The most recent pictures show a hint of wrapped canvas on the topgallant and topsail yards (the horizontal spars the sails hang from) and nothing at all on the course sail spars (,

I have several theories as to why the sails are gone today. Flapping sails wear out more quickly than furled ones, which lead to higher maintenance costs. Operating rigging takes some fairly specialized training, and that may have contributed to today's sail-less condition. Current CalOSHA and Disneyland safety rules probably would preclude cast members from climbing the rigging to furl or unfurl the sails without some anachronistic safety gear. That said, I'm going to guess that the most likely reasons for ditching the sails altogether is that they get in the way of the performers in the "Peter Pan" segment of "Fantasmic!"

Chuck said...

I found the source of the information that the Columbia originally had self-tacking sails - this outstanding, multi-part article by author, blogger (and occasional GDB commenter) Steve DeGaetano: He also confirms that the sails were eliminated due to rigging conflicts with "Fantasmic!"

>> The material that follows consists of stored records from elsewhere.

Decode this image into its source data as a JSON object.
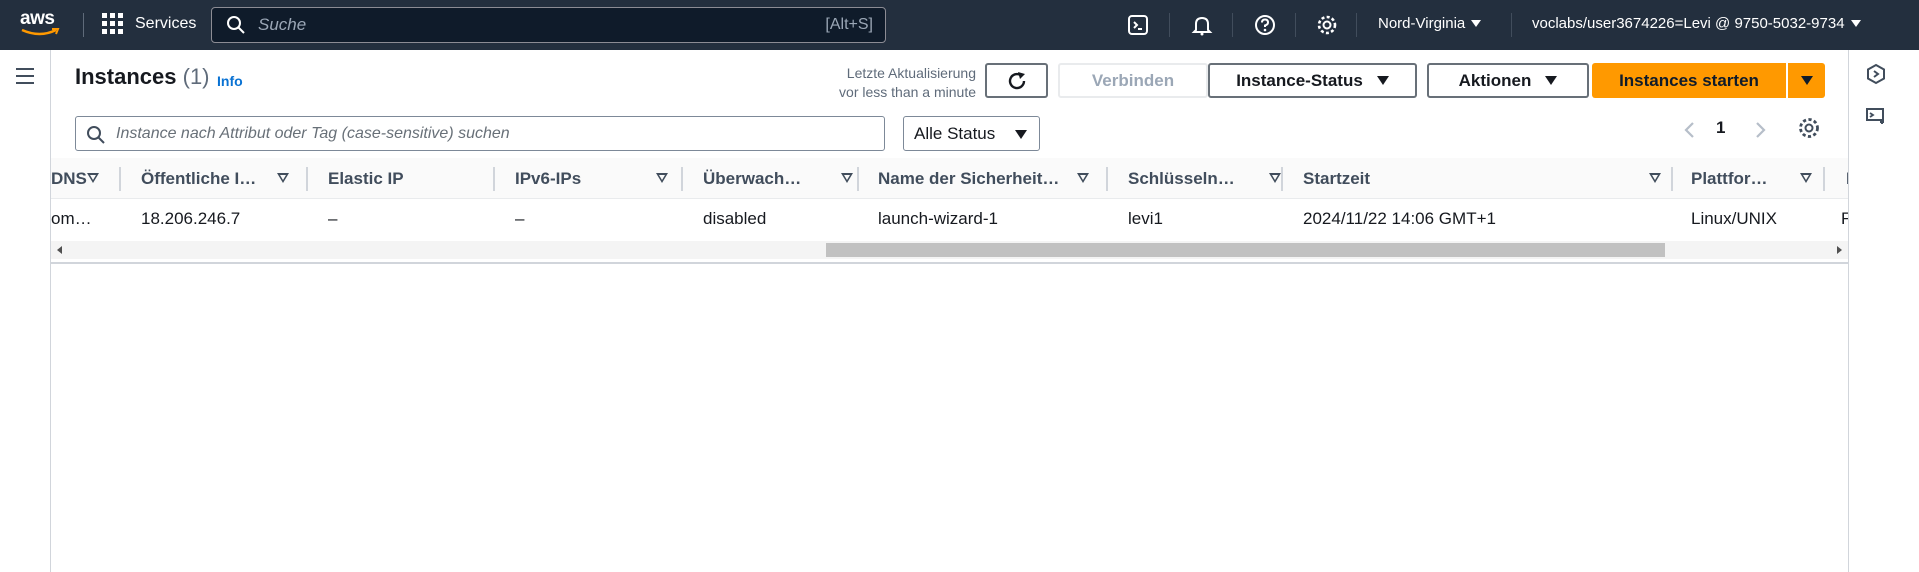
{
  "topnav": {
    "logo_text": "aws",
    "services_label": "Services",
    "search_placeholder": "Suche",
    "search_shortcut": "[Alt+S]",
    "region": "Nord-Virginia",
    "account": "voclabs/user3674226=Levi @ 9750-5032-9734",
    "icons": [
      "cloudshell-icon",
      "bell-icon",
      "help-icon",
      "gear-icon"
    ]
  },
  "page": {
    "title": "Instances",
    "count": "(1)",
    "info_link": "Info",
    "refresh_line1": "Letzte Aktualisierung",
    "refresh_line2": "vor less than a minute",
    "connect_label": "Verbinden",
    "instance_state_label": "Instance-Status",
    "actions_label": "Aktionen",
    "launch_label": "Instances starten",
    "accent_color": "#ff9900"
  },
  "filter": {
    "placeholder": "Instance nach Attribut oder Tag (case-sensitive) suchen",
    "status_select": "Alle Status"
  },
  "pagination": {
    "current_page": "1"
  },
  "table": {
    "columns": [
      "DNS",
      "Öffentliche I…",
      "Elastic IP",
      "IPv6-IPs",
      "Überwach…",
      "Name der Sicherheit…",
      "Schlüsseln…",
      "Startzeit",
      "Plattfor…",
      "N"
    ],
    "rows": [
      {
        "cells": [
          "om…",
          "18.206.246.7",
          "–",
          "–",
          "disabled",
          "launch-wizard-1",
          "levi1",
          "2024/11/22 14:06 GMT+1",
          "Linux/UNIX",
          "F"
        ]
      }
    ]
  }
}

His detailed article on the Columbia - both the original ship as well as the Disneyland replica - is definitely worth a read, as are both of his books about the Disneyland Railroad - "Welcome Aboard the Disneyland Railroad" (currently out of print, but I'm hoping...) and "From Plantation to Theme Park: The Story of Disneyland Railroad Engine No. 5, the Ward Kimball" (which I am proud to own a personally-autographed copy of).

Major Pepperidge said...

Chuck, self-tacking sails, I've never heard of such a thing! Or if I have, I've forgotten about it, since when do I need to retain information about sailing?! ;-)

I'm amazed that they went to the trouble to put such a system on the Columbia, since it basically runs on rails and it motorized. I guess Walt was a stickler for details and wanted it to look right. I'd love to see footage of the sails actually changing as the boat moved!

I am sure that the main reason you don't see the sails unfurled is money (same with the old Pirate Ship). They will decay in the SoCal sun and smog, and it is a lot of work to deal with them every day. Why pay employees to do something that most guests probably never gave a second thought to?

I do wonder if, during the times when the sails were unfurled, if they actually hindered the progress of the ship? That's a lot of sail area, and a good wind can really be powerful.

Thanks for doing all of the research! You did better than me by about a million times. I have that "Welcome Aboard (etc)" book… Steve DeGaetano has said that he would like to print a revised edition, and asked my permission to use some of my photos.

Chuck said...

I was wondering the same thing about the sails slowing down the ship. I was also wondering if it made the ship list, but Steve's article explains that the ship was ballasted from the start to counteract that possibility.

That's great news about the pending revised edition of "Welcome Aboard," and I think it's a great tribute to your archival collection that he wants to publish some of your pictures! The only places I've been published are a few local, internal military news publications, my personal Facebook page, and here at GDB.